Even if it were possible to generate full coverage of a face from all angles under a range of lighting conditions, the resulting dataset would be far too large to train, in the order of hundreds of thousands of pictures; and even if it could be trained, the nature of the training process for current deepfake frameworks would throw away the vast majority of that extra data in favor of a limited number of derived features, because the current frameworks are reductionist, and not very scalable.
Since the dawn of deepfakes, deepfakers have experimented with using CGI-style imagery, heads made in 3D applications such as Cinema4D and Maya, to generate those ‘missing poses’.

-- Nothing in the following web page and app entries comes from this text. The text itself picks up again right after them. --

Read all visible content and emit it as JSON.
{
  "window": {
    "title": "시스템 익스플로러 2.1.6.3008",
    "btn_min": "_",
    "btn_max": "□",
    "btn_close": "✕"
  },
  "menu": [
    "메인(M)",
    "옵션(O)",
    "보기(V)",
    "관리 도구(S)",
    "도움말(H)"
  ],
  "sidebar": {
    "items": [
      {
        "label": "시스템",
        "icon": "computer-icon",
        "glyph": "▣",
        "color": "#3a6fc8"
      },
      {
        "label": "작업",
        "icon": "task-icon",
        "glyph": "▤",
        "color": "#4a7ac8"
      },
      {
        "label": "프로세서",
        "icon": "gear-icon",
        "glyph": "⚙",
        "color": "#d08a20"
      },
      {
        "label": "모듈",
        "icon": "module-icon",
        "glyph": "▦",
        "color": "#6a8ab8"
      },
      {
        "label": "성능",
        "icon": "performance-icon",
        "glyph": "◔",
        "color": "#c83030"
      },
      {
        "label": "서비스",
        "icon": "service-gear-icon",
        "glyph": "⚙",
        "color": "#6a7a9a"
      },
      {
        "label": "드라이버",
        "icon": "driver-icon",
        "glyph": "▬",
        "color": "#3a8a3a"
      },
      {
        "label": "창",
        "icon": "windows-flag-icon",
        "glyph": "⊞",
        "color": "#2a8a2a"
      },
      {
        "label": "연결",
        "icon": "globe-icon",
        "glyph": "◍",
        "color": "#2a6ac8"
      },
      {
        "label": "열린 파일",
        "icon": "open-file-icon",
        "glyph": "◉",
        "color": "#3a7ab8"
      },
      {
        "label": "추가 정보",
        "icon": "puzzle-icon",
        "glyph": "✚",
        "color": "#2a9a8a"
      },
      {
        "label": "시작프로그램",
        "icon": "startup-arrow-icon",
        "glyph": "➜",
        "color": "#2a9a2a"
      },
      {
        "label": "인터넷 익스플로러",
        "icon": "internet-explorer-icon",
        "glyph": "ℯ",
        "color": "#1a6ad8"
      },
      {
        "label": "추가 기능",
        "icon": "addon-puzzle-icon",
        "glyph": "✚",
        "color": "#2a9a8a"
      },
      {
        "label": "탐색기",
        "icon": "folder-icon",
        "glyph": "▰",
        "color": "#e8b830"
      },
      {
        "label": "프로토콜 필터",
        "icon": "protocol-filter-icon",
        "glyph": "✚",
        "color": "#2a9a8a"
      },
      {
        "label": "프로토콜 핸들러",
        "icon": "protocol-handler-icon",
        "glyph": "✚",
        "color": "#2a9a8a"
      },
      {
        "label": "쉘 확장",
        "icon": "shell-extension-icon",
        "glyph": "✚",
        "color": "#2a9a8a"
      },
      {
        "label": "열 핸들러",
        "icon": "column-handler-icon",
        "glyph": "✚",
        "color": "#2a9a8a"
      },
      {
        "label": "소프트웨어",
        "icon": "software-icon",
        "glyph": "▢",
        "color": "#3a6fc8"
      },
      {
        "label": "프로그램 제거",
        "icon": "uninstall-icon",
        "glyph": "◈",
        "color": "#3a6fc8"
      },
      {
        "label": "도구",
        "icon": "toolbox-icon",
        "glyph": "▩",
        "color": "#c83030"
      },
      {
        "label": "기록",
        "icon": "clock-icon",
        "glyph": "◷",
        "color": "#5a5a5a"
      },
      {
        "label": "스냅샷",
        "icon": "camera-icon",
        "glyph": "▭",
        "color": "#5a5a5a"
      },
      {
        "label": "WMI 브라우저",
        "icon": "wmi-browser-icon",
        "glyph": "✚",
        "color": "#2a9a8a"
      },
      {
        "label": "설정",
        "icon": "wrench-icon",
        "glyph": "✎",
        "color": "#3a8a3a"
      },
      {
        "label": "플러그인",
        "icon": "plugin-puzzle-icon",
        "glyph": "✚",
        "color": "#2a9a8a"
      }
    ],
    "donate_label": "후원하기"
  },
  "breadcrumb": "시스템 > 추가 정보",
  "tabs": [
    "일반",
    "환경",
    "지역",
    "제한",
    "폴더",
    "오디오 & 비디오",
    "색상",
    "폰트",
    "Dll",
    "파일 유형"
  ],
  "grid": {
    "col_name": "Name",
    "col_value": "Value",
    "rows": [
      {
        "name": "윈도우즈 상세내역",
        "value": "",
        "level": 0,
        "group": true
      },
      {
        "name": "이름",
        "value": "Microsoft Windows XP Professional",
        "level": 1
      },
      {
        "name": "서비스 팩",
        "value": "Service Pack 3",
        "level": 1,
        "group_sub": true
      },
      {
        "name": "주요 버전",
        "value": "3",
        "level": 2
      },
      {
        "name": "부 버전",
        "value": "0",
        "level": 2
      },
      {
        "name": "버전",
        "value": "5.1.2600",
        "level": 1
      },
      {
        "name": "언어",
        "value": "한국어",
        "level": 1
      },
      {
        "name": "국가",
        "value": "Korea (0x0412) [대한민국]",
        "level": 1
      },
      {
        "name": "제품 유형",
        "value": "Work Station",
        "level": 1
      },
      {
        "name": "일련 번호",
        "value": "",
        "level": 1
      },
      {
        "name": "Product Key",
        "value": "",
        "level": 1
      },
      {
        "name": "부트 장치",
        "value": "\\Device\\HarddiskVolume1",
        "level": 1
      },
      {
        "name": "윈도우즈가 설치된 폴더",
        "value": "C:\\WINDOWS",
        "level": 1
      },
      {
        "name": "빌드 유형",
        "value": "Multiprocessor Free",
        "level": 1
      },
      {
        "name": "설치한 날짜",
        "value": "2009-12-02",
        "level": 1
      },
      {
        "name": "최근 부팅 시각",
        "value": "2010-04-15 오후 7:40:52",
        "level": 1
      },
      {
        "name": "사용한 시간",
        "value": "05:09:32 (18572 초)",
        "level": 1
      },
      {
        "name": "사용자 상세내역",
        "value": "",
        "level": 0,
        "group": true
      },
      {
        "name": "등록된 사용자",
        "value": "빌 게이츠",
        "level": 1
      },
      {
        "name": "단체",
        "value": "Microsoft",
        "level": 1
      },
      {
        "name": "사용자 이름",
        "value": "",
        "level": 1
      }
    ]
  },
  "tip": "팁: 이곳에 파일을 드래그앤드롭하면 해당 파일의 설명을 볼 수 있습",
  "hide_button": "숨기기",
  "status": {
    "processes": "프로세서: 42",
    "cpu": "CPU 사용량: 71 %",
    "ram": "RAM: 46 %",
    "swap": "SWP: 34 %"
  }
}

This method is generally abandoned early by new deepfake practitioners, because although it can provide poses and expressions that are otherwise unavailable, the synthetic appearance of the CGI faces usually bleeds through to the swaps due to entanglement of ID and contextual/semantic information.
This can lead to the sudden flashing of ‘uncanny valley’ faces in an otherwise convincing deepfake video, as the algorithm begins to draw on the only data it may have for an unusual pose or expression – manifestly fake faces.
CGI Faces as a Detached, Conceptual Guidelines
Instead, the new Delta-GAN Encoder (DGE) method from the Israeli researchers is more effective, because the pose and contextual information from the CGI images have been completely separated from the ‘identity’ information of the target.
We can see this principle in action in the image below, where various head orientations have been obtained by using the CGI imagery as a guideline. Since the identity features are unrelated to the contextual features, there is no bleed-through either of the fake-looking synthetic appearance of the CGI face, nor of the identity depicted in it:
This separation of identity and context is achieved in the training stage. The pipeline for the new deepfake architecture seeks out the latent vector in a pre-trained Generative Adversarial Network (GAN) that matches the image to be transformed — a Sim2Real methodology that builds on a 2018 project from IBM’s AI research section.
The researchers observe:
‘With only a few samples, which differ by a specific attribute, one can learn the disentangled behavior of a pre-trained entangled generative model. There is no need for exact real-world samples to reach that goal, which is not necessarily feasible.
‘By using non-realistic data samples, the same goal can be achieved thanks to leveraging the semantics of the encoded latent vectors. Applying wanted changes over existing data samples can be done with no explicit latent space behavior exploration.’
The researchers anticipate that the core principles of disentanglement explored in the project could be transferred to other domains, such as interior architecture simulations, and that the Sim2Real method adopted for Delta-GAN-Encoder could eventually enable deepfake instrumentality based on mere sketches, rather than CGI-style input.
It could be argued that the extent to which the new Israeli system might or might not be able to synthesize deepfake videos is far less significant than the progress the research has made in disentangling context from identity, in the process gaining more control over the latent space of a GAN.
Disentanglement is an active field of research in image synthesis; in January of 2021, an Amazon-led research paper demonstrated similar pose-control and disentanglement, and in 2018 a paper from the Shenzhen Institutes of Advanced Technology at the Chinese Academy of Sciences made progress in generating arbitrary viewpoints in a GAN.